of monitor
• Lack of preparation may
put you into an analogous

PPT-045-01 79
Detector Selection

• Never attempt to use

the equipment until
fully and properly
• Understand the
function of each
• Run simulated
incidents with your

PPT-045-01 80
Detector Selection

• Ensure your staff is

confident in the use

• Have all questions

answered completely
by the vendor during
the turn-over briefing
and staff training.

• “Know before you go”

PPT-045-01 81
Detector Selection

• Maintain equipment in
accordance with

• If in doubt regarding
maintenance and
calibration, consider
contracting with the vendor
to perform these services

PPT-045-01 82
Detection Sequence

• Monitor first for oxygen

content since oxygen
depletion or enrichment
will result in an incorrect
reading in other

• Then monitor for the LEL

• Then for levels of other

materials for which the
detector is calibrated
PPT-045-01 83
Sewer Entry

• Per 29 CFR 1910.146 Appendix E

• Entrants should be equipped with atmospheric
monitoring which sounds an audible alarm, in
addition to its visual readout, when:

– Oxygen concentration is less than 19.5 percent,

– Flammable gas or vapor is at 10 percent or more of the
lower flammable limit (LFL); or
– Hydrogen sulfide or carbon monoxide is at or above 10 PPM
or 35 PPM, respectively, measured as an 8-hour time-
weighted average

PPT-045-01 84
Sewer Entry

• The oxygen
sensor best suited for
initial use in situations
where actual or potential
contaminants have not
been identified
• Substance-specific
instruments may then be
used when hazard is

PPT-045-01 85
Work a Situation

• Working with one of

your in-house SDSs
• Select an in-house gas
or flammable liquid
• Identify hazard
• Select a monitor
• Plan your response
• Create your in-house
policy and procedure

PPT-045-01 86

• These instruments are not toys

• They are very capable within the realm for
which they were designed
• They also have limitations
• When in doubt - check with the detector
manufacturers or vendors
• Do not take their use for granted.

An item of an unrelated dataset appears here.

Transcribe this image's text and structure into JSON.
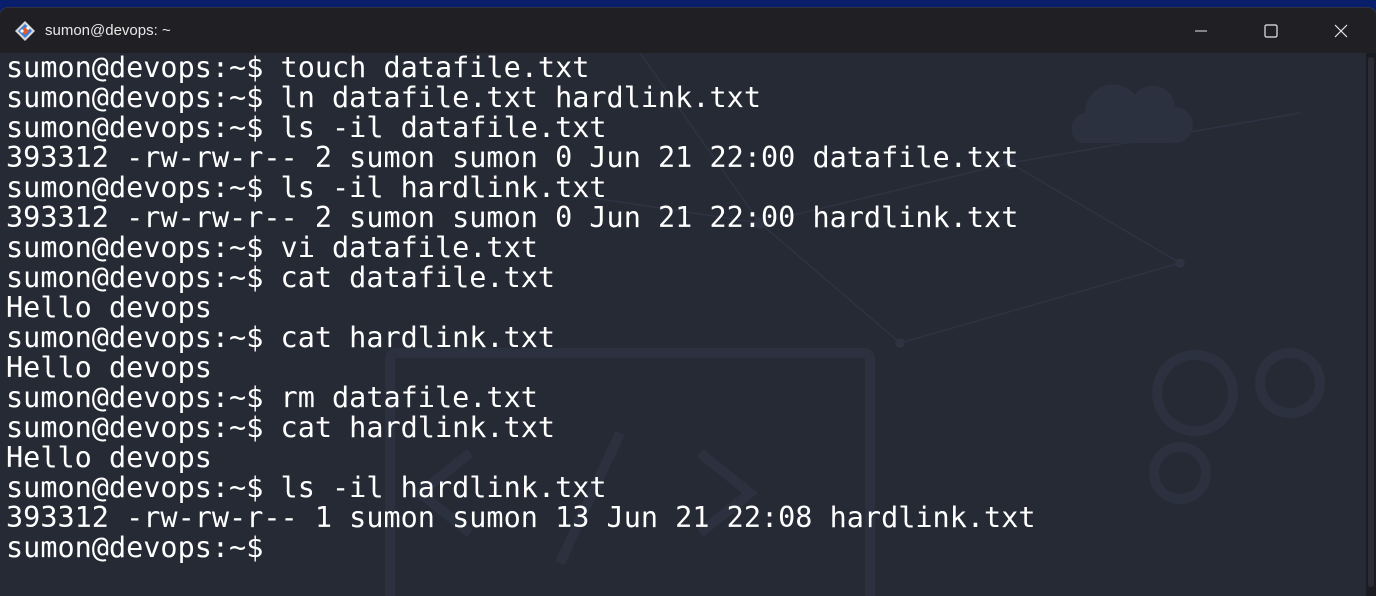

The lives
of your staff may be in the balance.

PPT-045-01 87

• Shirley A. Ness, “Air Monitoring for Toxic

Exposures,” Van Nostrand Reinhold, 1991
• Carol J. Maslansky & Steven P. Maslansky, “Air
Monitoring Instrumentation,” Van Nostrand
Reinhold, 1993
• “Handbook of Compressed Gases,” Compressed Gas
Association, Inc., 3rd Edition, 1990
• “NIOSH Pocket Guide to Chemical Hazards,”
Department of Health and Human Services, CDC,
NIOSH Publication No. 2005-149, 2005
• OSHA Fact Sheet, DSTM 9/2005

PPT-045-01 88

PPT-045-01 89